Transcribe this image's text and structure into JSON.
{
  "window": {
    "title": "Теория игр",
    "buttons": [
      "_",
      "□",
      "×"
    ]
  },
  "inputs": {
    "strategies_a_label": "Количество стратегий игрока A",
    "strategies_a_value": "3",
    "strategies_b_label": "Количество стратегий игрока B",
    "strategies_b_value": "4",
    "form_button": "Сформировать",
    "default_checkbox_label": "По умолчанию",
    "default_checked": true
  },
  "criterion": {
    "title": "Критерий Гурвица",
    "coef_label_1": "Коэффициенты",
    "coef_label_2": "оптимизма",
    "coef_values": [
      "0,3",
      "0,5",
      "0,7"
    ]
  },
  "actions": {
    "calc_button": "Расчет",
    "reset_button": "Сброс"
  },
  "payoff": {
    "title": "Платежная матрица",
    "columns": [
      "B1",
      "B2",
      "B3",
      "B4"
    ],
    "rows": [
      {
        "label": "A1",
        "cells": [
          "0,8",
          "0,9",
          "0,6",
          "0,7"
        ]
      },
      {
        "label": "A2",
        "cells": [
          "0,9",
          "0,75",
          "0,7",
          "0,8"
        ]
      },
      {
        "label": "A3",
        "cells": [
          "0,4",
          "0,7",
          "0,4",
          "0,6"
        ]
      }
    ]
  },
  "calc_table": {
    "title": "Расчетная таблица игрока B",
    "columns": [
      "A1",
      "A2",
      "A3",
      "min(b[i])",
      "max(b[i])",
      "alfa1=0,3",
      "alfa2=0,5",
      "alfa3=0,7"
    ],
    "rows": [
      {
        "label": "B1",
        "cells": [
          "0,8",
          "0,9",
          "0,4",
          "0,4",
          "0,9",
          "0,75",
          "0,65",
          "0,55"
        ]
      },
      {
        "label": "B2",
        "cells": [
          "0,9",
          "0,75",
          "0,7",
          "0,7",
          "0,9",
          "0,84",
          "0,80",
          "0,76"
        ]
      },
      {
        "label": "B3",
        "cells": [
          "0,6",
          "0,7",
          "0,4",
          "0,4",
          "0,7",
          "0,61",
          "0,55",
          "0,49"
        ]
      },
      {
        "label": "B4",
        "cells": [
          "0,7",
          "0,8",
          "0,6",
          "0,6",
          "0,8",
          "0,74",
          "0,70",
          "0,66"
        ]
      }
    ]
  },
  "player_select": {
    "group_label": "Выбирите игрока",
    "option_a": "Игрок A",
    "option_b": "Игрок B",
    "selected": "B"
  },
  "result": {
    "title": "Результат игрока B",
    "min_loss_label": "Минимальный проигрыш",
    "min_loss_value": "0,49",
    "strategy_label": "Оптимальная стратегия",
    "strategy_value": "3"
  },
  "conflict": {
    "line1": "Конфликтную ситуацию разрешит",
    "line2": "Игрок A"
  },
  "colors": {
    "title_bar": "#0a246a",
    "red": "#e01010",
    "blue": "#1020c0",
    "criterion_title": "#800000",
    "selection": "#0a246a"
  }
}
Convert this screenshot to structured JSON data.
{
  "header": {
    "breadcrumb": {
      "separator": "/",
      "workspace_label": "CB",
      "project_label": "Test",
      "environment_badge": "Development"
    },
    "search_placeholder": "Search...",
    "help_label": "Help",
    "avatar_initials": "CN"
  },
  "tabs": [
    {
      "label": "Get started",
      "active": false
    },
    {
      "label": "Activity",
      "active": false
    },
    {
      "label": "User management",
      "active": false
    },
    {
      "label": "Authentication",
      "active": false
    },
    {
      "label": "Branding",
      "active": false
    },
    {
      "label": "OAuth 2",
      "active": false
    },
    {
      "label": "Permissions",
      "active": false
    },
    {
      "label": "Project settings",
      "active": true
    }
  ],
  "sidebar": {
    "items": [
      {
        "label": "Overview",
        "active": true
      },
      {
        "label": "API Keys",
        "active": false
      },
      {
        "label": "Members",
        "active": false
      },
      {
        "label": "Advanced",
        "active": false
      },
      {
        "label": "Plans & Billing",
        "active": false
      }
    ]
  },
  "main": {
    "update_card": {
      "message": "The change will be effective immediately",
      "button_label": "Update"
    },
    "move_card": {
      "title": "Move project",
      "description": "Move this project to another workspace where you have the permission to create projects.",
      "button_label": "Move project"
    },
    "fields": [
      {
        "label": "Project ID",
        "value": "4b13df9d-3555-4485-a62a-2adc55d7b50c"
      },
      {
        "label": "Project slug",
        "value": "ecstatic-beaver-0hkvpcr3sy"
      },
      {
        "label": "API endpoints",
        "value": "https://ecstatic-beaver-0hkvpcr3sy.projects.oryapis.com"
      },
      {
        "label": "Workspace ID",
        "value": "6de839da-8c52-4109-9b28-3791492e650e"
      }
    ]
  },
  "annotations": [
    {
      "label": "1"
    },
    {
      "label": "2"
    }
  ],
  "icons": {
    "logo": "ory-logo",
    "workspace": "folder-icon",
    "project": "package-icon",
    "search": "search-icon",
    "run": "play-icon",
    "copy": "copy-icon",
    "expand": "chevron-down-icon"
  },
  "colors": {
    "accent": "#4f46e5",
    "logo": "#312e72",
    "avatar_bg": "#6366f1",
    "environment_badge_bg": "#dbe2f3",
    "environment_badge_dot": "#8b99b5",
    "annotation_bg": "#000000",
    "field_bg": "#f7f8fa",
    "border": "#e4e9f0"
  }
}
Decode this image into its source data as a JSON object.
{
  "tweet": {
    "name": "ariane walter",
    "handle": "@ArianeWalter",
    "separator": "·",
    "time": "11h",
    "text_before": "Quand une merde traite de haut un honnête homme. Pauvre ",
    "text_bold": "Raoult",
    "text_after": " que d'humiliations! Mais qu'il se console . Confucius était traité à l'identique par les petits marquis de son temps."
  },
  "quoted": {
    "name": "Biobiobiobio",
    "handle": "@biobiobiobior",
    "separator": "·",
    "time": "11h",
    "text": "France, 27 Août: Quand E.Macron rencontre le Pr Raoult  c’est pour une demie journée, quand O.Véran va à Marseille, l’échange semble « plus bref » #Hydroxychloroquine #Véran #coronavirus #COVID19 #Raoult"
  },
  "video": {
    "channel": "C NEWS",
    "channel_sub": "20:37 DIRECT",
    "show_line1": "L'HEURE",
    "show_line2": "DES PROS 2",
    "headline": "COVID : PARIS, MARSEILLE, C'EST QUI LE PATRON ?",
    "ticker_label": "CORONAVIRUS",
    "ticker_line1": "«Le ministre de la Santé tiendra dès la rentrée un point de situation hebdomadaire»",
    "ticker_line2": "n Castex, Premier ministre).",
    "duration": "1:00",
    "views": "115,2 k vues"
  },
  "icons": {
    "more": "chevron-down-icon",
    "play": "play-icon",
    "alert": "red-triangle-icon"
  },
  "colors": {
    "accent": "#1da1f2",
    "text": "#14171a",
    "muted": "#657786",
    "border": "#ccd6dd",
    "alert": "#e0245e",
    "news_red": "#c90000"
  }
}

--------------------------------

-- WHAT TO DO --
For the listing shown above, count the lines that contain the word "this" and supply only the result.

-- RESPONSE --
4